Publisher: Blackstone Audiobooks
Date: November 2016
Duration: 9 hours 36 minutes
The small, rural northeast Texas community of Center Springs has seen its share of troubles during the 1960s, everything from kidnapping, murder, and bank robbery. By 1968, the residents think life has finally quieted down, but they find their peaceful way of life is quickly spinning out of control as a decades-long family feud between the Clays and Mayfields once again flares to life.
Fourteen-year-old Top Parker, who lives with his grandparents, Constable Ned Parker and Miss Becky in a little farmhouse near the Red River, is caught up in another adult situation sparked by a mysterious fatal car accident involving the white mayor of Chisum and his black female assistant.

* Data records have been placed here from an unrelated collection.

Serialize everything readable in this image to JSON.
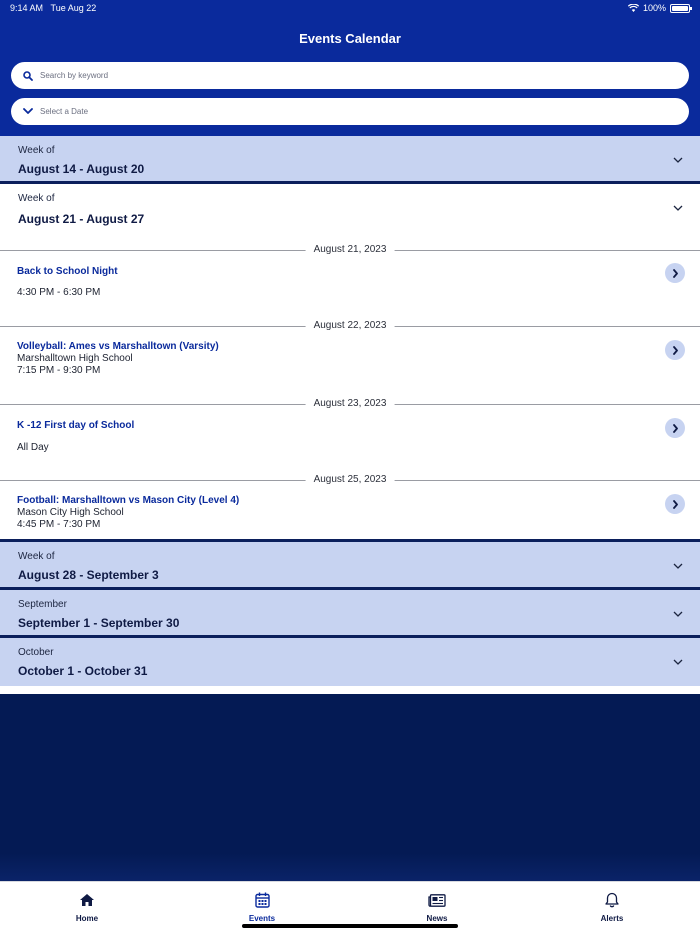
{
  "status": {
    "time": "9:14 AM",
    "date": "Tue Aug 22",
    "battery": "100%"
  },
  "header": {
    "title": "Events Calendar"
  },
  "search": {
    "placeholder": "Search by keyword"
  },
  "date_select": {
    "placeholder": "Select a Date"
  },
  "weeks": [
    {
      "label": "Week of",
      "range": "August 14 - August 20"
    },
    {
      "label": "Week of",
      "range": "August 21 - August 27"
    },
    {
      "label": "Week of",
      "range": "August 28 - September 3"
    },
    {
      "label": "September",
      "range": "September 1 - September 30"
    },
    {
      "label": "October",
      "range": "October 1 - October 31"
    }
  ],
  "days": [
    {
      "date": "August 21, 2023",
      "event": {
        "title": "Back to School Night",
        "location": "",
        "time": "4:30 PM - 6:30 PM"
      }
    },
    {
      "date": "August 22, 2023",
      "event": {
        "title": "Volleyball: Ames vs Marshalltown (Varsity)",
        "location": "Marshalltown High School",
        "time": "7:15 PM - 9:30 PM"
      }
    },
    {
      "date": "August 23, 2023",
      "event": {
        "title": "K -12 First day of School",
        "location": "",
        "time": "All Day"
      }
    },
    {
      "date": "August 25, 2023",
      "event": {
        "title": "Football: Marshalltown vs Mason City (Level 4)",
        "location": "Mason City High School",
        "time": "4:45 PM - 7:30 PM"
      }
    }
  ],
  "tabs": [
    {
      "label": "Home",
      "icon": "home-icon",
      "active": false
    },
    {
      "label": "Events",
      "icon": "calendar-icon",
      "active": true
    },
    {
      "label": "News",
      "icon": "newspaper-icon",
      "active": false
    },
    {
      "label": "Alerts",
      "icon": "bell-icon",
      "active": false
    }
  ],
  "colors": {
    "brand": "#0a2a9c",
    "navy": "#041a54",
    "week_bg": "#c7d3f1"
  }
}
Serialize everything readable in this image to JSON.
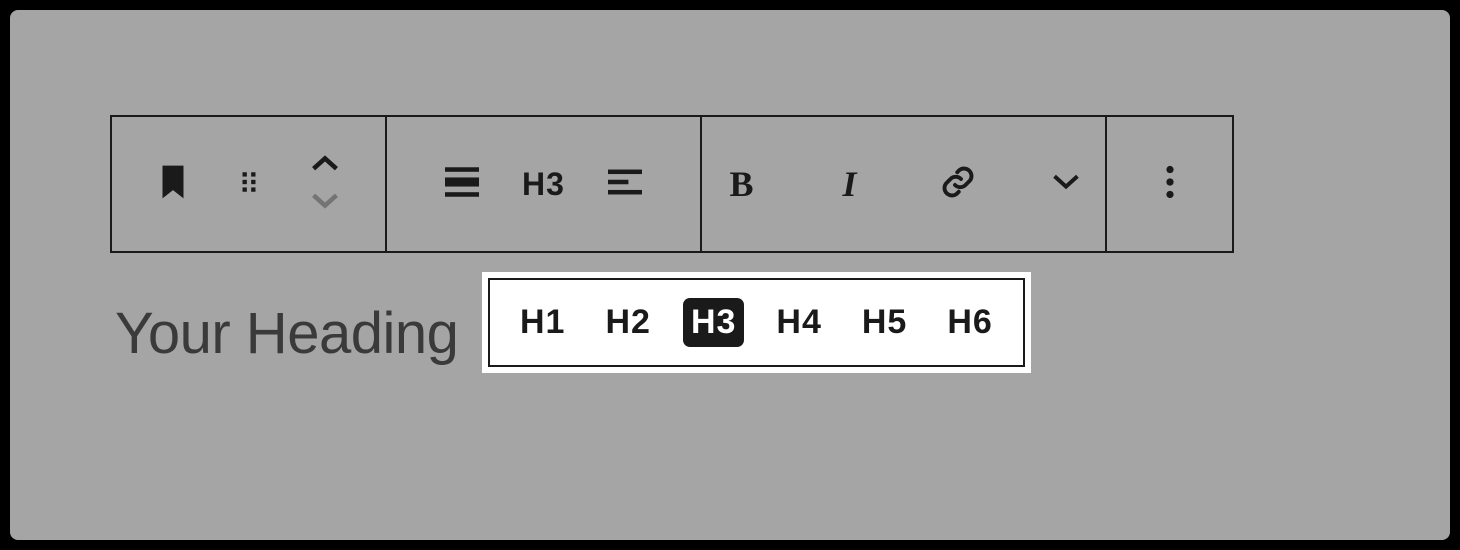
{
  "heading": {
    "placeholder": "Your Heading",
    "current_level": "H3"
  },
  "toolbar": {
    "heading_level_label": "H3",
    "bold_label": "B",
    "italic_label": "I"
  },
  "heading_popover": {
    "options": [
      {
        "label": "H1",
        "selected": false
      },
      {
        "label": "H2",
        "selected": false
      },
      {
        "label": "H3",
        "selected": true
      },
      {
        "label": "H4",
        "selected": false
      },
      {
        "label": "H5",
        "selected": false
      },
      {
        "label": "H6",
        "selected": false
      }
    ]
  }
}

Questions and accusations arise about their relationship as the families wreak vengeance on each other.
But what is the significance of a man calling himself the Wraith, who moves through the region at will, invading homes and watching the Parkers? What is Maggie Clay's secret-that she is half white and married to a black man with a criminal past? And was Mayor Frank Clay, the supposed only bright spot in a dark and cruel family, really what everyone thought he was?
It's a busy time for Sheriff Cody Parker, who finds himself a possible suspect in the murder of several residents. He takes the advice from his Deputy John Washington and removes himself from the investigation, giving free reign to both John and Deputy Anna Sloan as they try to unravel the answers by following different paths.
The ending will leave you staggering as the families clash on a small battlefield and the killer is finally revealed in a most unexpected way.
These aren't the 1960s that most Baby Boomers remember.
"In Wortham's well-paced sixth Red River mystery, set in 1968...some of the chapters are narrated by fifteen-year-old Top, who knows or is related to 'most everyone' in these parts, and occasional introductory paragraphs give us insights into the killer's mind. The book's strength lies in Wortham's ability to construct a world; it doesn't take long for readers to feel like kinfolk."-Publishers Weekly